Search the data for the string "Compras" and extract every line where it appears.

- [EXERCISE DATA]
#####
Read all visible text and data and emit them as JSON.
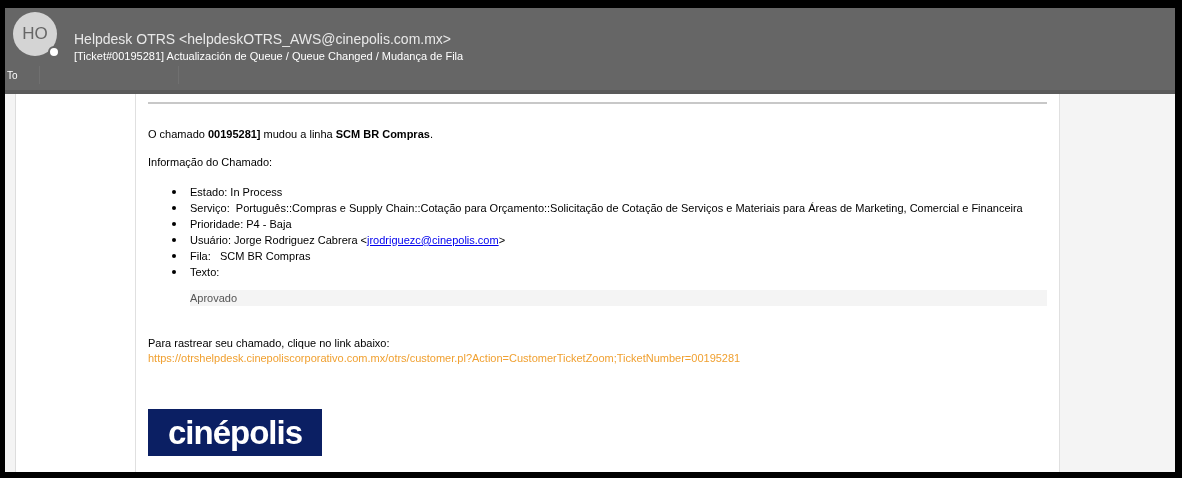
{
  "header": {
    "avatar_initials": "HO",
    "sender": "Helpdesk OTRS <helpdeskOTRS_AWS@cinepolis.com.mx>",
    "subject": "[Ticket#00195281] Actualización de Queue / Queue Changed / Mudança de Fila",
    "to_label": "To"
  },
  "body": {
    "intro": "O chamado  **00195281]** mudou a linha **SCM BR Compras**.",
    "info_heading": "Informação do Chamado:",
    "details": [
      {
        "kind": "text",
        "text": "Estado: In Process"
      },
      {
        "kind": "text",
        "text": "Serviço:  Português::Compras e Supply Chain::Cotação para Orçamento::Solicitação de Cotação de Serviços e Materiais para Áreas de Marketing, Comercial e Financeira"
      },
      {
        "kind": "text",
        "text": "Prioridade: P4 - Baja"
      },
      {
        "kind": "link",
        "before": "Usuário: Jorge Rodriguez Cabrera <",
        "link": "jrodriguezc@cinepolis.com",
        "after": ">"
      },
      {
        "kind": "text",
        "text": "Fila:   SCM BR Compras"
      },
      {
        "kind": "text",
        "text": "Texto:"
      }
    ],
    "quoted_text": "Aprovado",
    "track_text": "Para rastrear seu chamado, clique no link abaixo:",
    "track_link": "https://otrshelpdesk.cinepoliscorporativo.com.mx/otrs/customer.pl?Action=CustomerTicketZoom;TicketNumber=00195281",
    "logo": "cinépolis"
  }
}
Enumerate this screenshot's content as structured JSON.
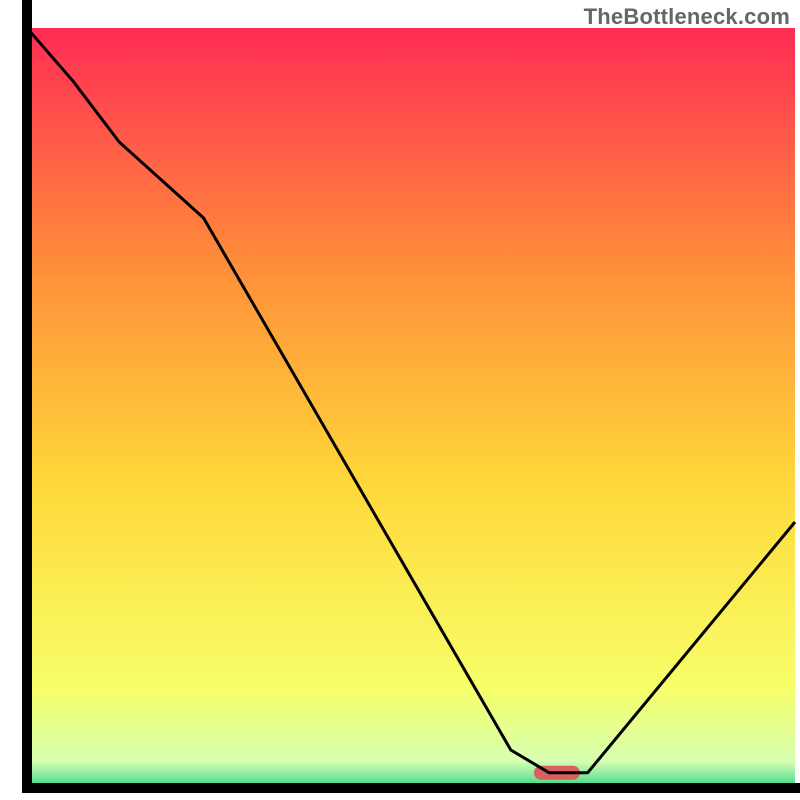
{
  "watermark": "TheBottleneck.com",
  "chart_data": {
    "type": "line",
    "x": [
      0,
      6,
      12,
      23,
      63,
      68,
      73,
      100
    ],
    "values": [
      100,
      93,
      85,
      75,
      5,
      2,
      2,
      35
    ],
    "title": "",
    "xlabel": "",
    "ylabel": "",
    "xlim": [
      0,
      100
    ],
    "ylim": [
      0,
      100
    ],
    "optimal_marker": {
      "x_start": 66,
      "x_end": 72,
      "y": 2
    },
    "background_gradient": {
      "top": "#ff2c55",
      "upper_mid": "#ff8a3a",
      "mid": "#ffd83a",
      "lower_mid": "#f7ff6a",
      "bottom": "#2bd67b"
    }
  }
}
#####
- [EXERCISE ANSWER]
    "intro": "O chamado  **00195281]** mudou a linha **SCM BR Compras**.",
        "text": "Serviço:  Português::Compras e Supply Chain::Cotação para Orçamento::Solicitação de Cotação de Serviços e Materiais para Áreas de Marketing, Comercial e Financeira"
        "text": "Fila:   SCM BR Compras"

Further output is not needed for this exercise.